◆ DATA FOR THIS TASK:
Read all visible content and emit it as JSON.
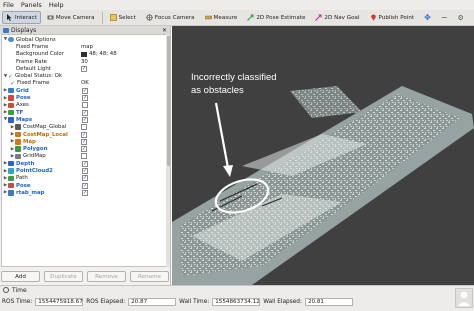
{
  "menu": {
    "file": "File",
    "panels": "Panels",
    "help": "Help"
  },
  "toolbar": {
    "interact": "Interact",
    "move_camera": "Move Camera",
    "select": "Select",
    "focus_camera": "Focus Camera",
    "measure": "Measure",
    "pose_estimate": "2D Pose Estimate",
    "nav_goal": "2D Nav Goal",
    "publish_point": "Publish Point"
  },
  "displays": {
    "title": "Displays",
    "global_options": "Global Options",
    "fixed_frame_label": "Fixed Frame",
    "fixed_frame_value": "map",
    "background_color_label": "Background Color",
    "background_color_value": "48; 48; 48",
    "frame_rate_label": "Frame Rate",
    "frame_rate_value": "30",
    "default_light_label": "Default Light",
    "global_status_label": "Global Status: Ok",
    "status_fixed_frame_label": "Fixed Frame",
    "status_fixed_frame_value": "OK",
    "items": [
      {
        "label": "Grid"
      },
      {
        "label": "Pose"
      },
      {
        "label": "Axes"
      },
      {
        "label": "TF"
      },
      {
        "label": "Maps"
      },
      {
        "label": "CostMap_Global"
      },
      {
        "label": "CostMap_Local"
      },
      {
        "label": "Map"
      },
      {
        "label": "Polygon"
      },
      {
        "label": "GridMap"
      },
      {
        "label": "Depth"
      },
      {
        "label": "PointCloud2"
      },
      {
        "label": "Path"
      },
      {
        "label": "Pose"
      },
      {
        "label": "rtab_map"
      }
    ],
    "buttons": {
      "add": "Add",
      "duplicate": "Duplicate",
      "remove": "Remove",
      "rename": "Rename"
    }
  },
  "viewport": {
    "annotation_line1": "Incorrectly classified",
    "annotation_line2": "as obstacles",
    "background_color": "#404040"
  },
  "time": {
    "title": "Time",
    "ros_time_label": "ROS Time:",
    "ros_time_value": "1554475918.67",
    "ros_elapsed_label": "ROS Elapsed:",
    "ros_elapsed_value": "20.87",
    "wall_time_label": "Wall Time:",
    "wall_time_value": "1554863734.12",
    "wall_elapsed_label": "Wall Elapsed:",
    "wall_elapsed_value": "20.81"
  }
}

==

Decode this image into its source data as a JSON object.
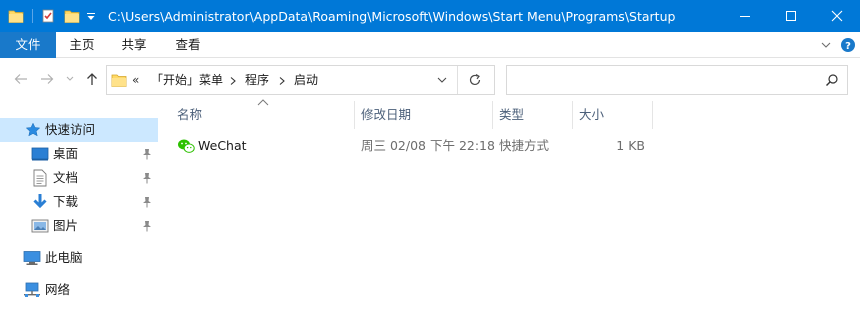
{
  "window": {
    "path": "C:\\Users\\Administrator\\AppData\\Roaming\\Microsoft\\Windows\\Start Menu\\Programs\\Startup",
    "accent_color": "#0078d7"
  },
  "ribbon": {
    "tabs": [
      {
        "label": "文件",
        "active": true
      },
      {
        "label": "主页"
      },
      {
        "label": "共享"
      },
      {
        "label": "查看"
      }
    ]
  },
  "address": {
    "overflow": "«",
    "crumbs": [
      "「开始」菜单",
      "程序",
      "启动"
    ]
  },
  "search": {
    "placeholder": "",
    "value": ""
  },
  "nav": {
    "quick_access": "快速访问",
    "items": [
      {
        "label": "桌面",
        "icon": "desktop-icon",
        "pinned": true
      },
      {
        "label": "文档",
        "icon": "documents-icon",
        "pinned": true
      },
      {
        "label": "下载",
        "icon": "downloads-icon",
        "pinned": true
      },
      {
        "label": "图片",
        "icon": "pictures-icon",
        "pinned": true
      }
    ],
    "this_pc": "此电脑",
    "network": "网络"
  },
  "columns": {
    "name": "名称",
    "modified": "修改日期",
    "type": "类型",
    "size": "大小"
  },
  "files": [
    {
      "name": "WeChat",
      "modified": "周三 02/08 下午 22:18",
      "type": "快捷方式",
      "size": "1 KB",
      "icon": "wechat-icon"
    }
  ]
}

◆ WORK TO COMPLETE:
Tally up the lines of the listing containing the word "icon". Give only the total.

◆ TASK SOLUTION:
5